TASK ITEM
Using the listing below, show all lines that hold the word "menu".

STUDY MATERIAL
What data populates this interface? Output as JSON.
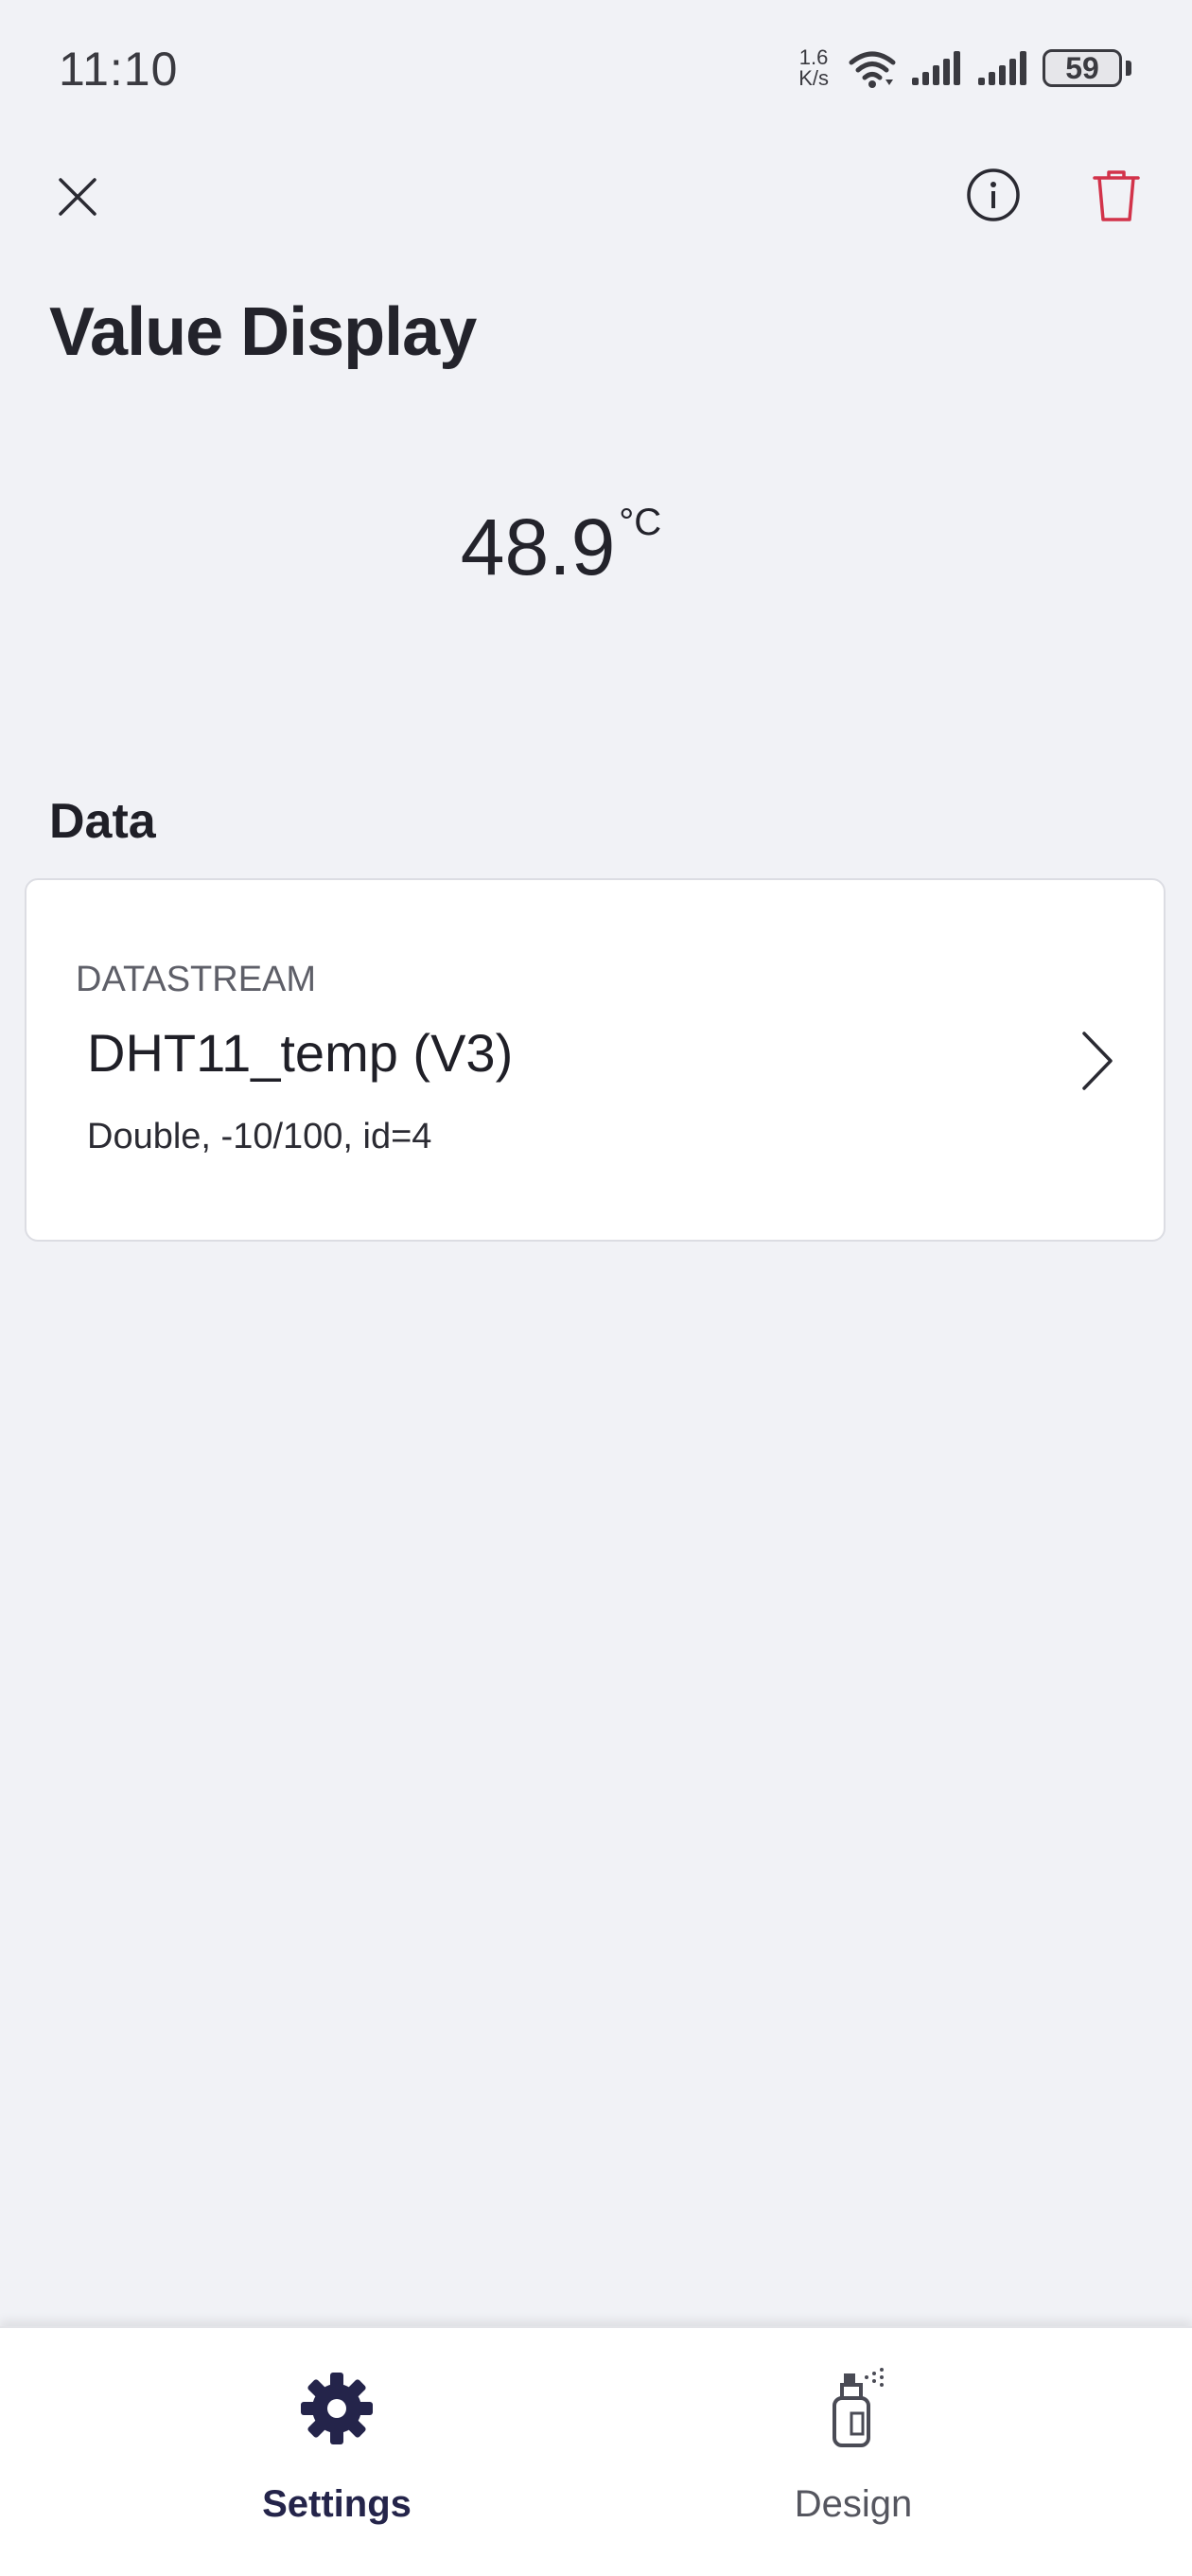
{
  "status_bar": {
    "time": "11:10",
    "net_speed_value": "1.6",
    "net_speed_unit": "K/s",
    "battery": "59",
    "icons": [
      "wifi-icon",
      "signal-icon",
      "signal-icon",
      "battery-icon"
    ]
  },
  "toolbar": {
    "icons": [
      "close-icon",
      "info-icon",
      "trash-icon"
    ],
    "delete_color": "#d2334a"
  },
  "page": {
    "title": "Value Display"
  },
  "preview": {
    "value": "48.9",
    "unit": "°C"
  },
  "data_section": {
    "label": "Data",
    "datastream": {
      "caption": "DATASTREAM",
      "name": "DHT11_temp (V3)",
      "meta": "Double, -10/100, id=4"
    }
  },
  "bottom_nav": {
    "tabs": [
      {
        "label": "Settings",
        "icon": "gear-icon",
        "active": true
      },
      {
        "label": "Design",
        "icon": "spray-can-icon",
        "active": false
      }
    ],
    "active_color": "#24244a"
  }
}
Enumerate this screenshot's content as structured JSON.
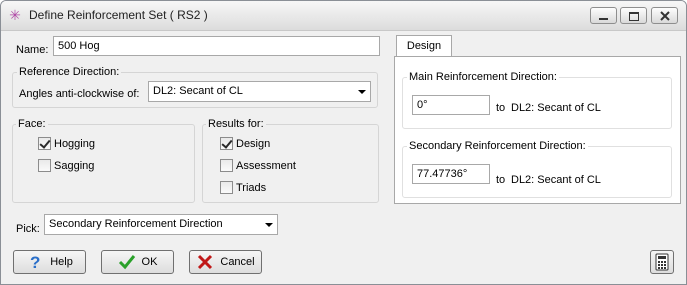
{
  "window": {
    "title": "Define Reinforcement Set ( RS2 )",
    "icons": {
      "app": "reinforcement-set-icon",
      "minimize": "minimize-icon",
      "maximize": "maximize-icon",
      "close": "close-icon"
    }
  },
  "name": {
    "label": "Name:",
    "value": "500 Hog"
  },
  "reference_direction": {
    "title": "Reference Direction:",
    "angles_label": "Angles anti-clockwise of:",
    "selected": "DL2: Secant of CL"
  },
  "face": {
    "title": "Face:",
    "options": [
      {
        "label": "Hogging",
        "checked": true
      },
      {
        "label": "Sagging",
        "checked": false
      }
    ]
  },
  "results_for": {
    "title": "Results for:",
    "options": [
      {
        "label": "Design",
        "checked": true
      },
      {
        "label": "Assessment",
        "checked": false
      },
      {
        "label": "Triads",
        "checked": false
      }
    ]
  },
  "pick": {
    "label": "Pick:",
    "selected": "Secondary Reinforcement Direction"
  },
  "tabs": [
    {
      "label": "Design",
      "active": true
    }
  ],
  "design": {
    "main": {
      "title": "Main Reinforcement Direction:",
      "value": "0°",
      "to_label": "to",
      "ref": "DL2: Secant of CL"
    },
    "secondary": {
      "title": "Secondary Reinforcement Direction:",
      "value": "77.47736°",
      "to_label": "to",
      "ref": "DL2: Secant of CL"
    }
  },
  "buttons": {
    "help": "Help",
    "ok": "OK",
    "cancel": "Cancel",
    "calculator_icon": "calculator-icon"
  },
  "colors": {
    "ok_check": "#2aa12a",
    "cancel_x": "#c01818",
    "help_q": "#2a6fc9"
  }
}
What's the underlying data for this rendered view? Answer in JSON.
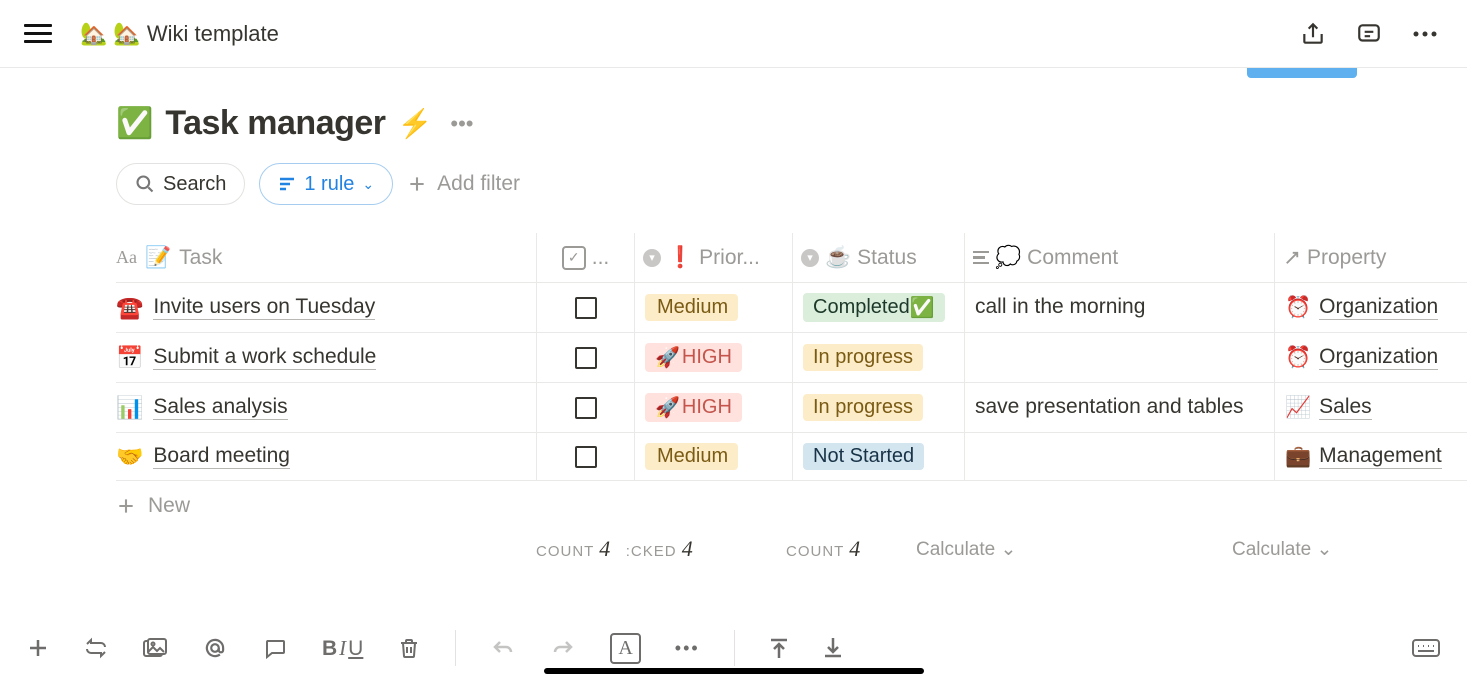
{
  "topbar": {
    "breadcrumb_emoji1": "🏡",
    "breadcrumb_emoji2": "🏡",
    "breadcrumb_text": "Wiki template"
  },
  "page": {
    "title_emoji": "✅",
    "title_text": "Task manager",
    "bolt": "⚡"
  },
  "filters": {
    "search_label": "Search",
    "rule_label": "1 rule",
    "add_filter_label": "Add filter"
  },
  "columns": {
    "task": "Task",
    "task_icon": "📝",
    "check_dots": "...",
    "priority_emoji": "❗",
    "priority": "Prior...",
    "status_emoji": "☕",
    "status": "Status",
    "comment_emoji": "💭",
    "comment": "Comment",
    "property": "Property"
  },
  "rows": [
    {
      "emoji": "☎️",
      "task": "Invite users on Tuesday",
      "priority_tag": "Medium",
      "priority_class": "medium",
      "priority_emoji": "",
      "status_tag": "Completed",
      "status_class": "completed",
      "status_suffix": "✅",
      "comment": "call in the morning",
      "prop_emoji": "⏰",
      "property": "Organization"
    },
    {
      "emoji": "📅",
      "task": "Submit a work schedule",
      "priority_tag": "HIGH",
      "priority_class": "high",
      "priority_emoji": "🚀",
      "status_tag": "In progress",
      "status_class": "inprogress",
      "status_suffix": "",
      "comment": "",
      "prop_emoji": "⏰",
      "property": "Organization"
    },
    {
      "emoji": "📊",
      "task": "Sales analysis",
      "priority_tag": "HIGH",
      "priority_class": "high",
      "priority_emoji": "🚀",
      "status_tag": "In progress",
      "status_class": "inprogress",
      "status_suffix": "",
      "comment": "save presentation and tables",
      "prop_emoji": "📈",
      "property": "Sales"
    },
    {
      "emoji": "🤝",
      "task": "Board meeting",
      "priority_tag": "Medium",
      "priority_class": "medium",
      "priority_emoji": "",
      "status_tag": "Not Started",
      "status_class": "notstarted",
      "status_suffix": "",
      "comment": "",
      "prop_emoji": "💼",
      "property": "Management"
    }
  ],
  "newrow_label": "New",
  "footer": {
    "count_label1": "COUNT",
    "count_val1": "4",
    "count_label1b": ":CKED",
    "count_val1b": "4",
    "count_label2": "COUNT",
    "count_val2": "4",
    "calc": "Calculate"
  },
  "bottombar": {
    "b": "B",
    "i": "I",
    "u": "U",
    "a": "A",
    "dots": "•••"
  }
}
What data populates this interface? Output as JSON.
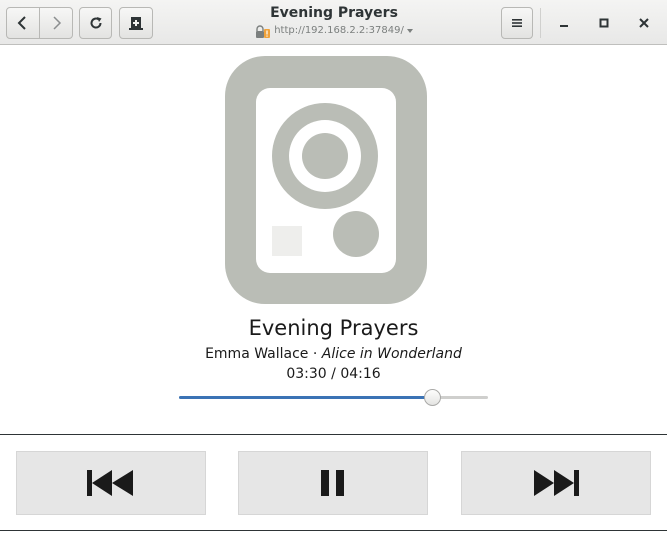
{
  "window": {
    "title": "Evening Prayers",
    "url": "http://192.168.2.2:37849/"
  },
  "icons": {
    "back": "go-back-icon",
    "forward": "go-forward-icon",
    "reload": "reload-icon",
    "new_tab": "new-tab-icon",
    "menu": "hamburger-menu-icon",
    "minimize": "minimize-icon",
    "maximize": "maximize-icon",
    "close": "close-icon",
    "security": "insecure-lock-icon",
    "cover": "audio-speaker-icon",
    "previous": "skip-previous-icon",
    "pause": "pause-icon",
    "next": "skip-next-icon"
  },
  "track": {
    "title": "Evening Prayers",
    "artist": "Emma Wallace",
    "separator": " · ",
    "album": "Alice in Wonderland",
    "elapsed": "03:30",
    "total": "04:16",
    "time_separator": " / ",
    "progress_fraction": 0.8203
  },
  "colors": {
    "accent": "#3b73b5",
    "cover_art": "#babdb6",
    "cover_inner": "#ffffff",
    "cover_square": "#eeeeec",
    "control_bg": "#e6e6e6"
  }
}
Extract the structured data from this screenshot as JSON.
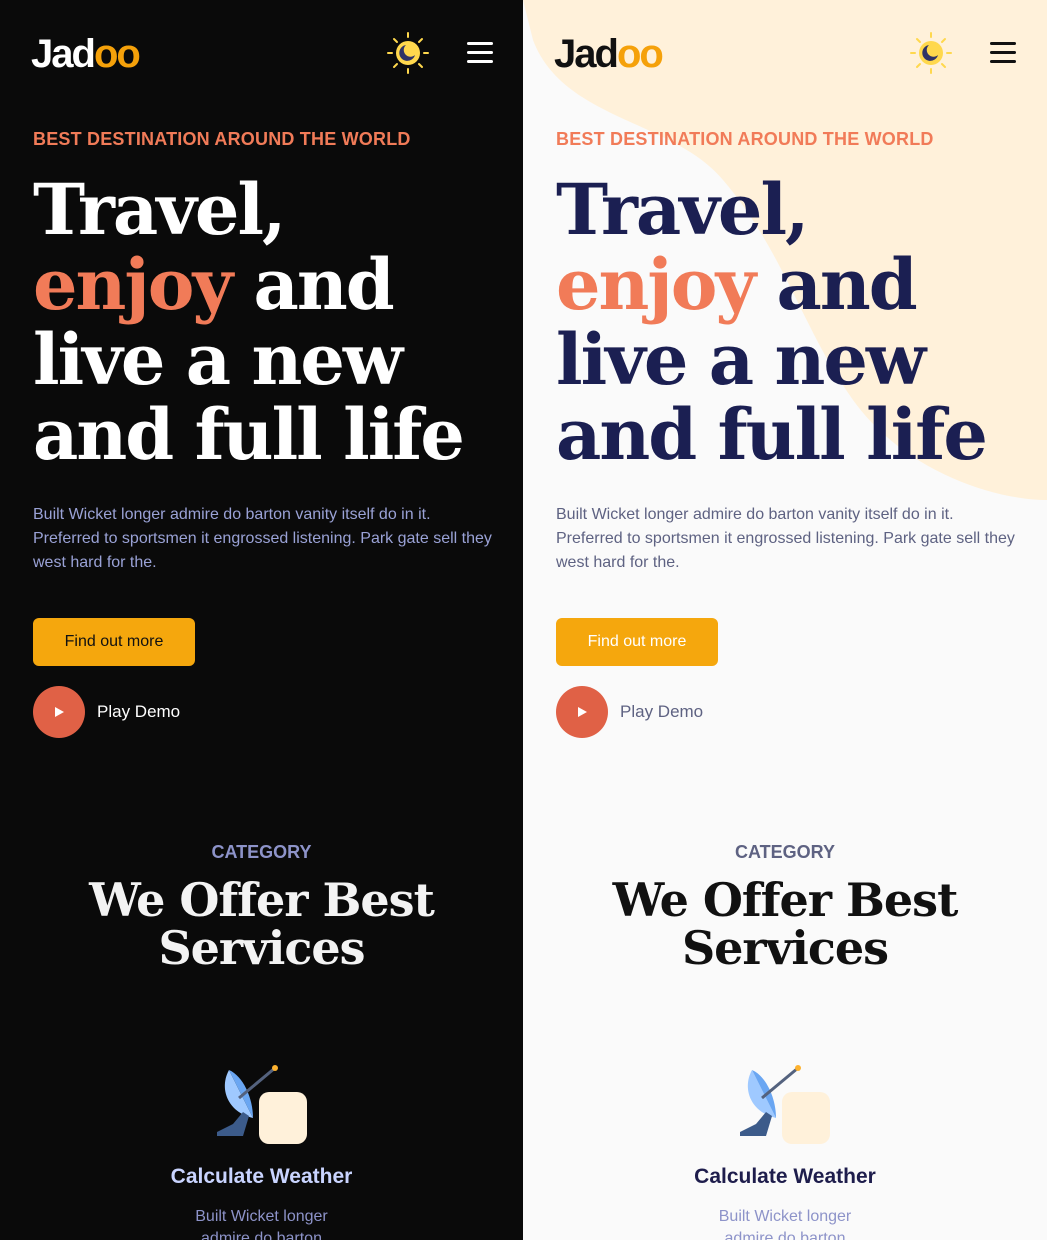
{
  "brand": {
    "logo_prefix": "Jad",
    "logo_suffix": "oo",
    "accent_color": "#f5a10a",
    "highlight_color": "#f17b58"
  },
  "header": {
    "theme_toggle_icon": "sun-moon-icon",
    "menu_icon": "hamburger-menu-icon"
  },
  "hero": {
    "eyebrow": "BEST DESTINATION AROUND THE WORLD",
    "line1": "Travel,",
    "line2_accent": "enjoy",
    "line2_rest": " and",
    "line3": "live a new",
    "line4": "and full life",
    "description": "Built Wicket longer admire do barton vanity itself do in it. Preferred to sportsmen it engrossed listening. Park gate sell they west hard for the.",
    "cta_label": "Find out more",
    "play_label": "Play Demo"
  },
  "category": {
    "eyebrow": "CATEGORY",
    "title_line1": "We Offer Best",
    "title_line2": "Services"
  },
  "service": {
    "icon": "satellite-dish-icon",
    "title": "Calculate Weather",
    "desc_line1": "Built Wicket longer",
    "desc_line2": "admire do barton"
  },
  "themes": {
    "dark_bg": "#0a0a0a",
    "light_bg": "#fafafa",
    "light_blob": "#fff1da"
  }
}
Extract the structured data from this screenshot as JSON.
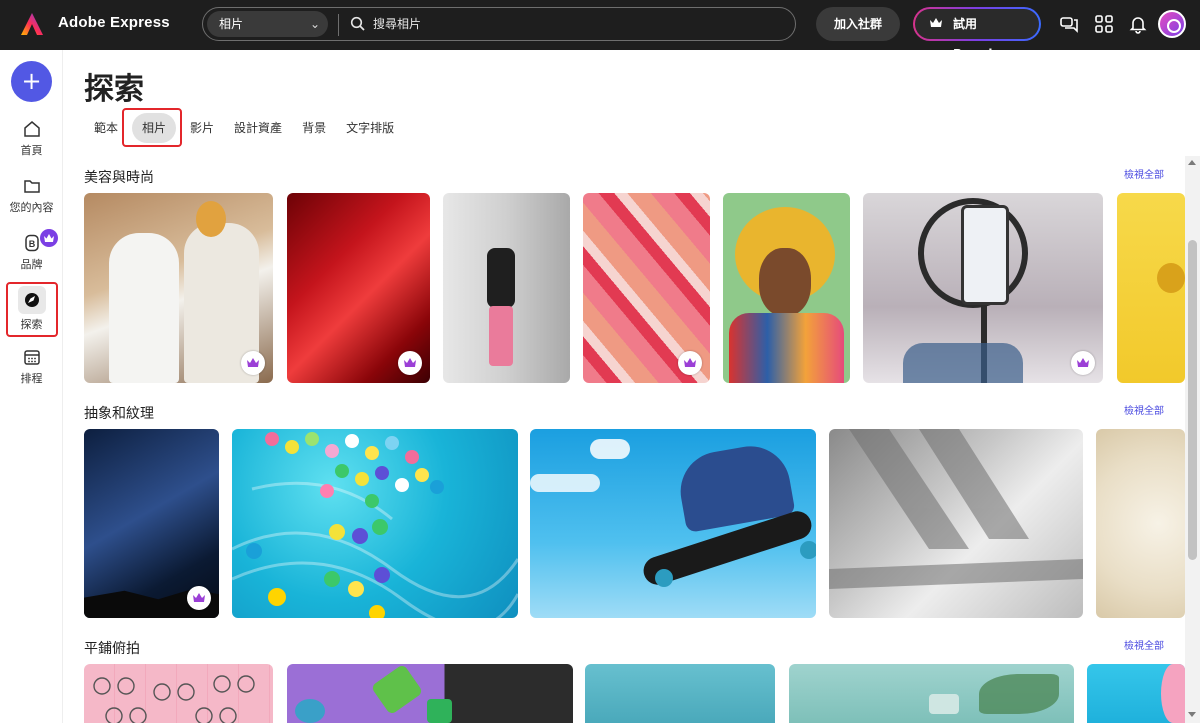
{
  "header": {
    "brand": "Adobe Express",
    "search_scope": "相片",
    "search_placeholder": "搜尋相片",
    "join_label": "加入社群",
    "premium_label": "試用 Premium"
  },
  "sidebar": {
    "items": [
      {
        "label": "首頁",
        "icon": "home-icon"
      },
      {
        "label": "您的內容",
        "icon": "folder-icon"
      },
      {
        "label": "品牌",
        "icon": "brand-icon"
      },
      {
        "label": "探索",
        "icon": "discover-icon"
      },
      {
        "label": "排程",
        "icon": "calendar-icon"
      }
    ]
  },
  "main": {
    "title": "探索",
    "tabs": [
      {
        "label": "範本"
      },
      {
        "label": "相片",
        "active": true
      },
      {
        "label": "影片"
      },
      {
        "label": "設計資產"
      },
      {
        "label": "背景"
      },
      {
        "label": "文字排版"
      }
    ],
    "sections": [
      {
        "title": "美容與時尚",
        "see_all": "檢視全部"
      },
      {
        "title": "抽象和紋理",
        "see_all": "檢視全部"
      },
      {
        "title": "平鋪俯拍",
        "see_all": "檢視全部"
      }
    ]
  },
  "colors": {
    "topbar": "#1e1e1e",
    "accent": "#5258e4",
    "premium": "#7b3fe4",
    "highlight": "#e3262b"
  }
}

EXERCISE RESPONSE
    "menu": "hamburger-menu-icon",
    "menu_icon": "hamburger-menu-icon"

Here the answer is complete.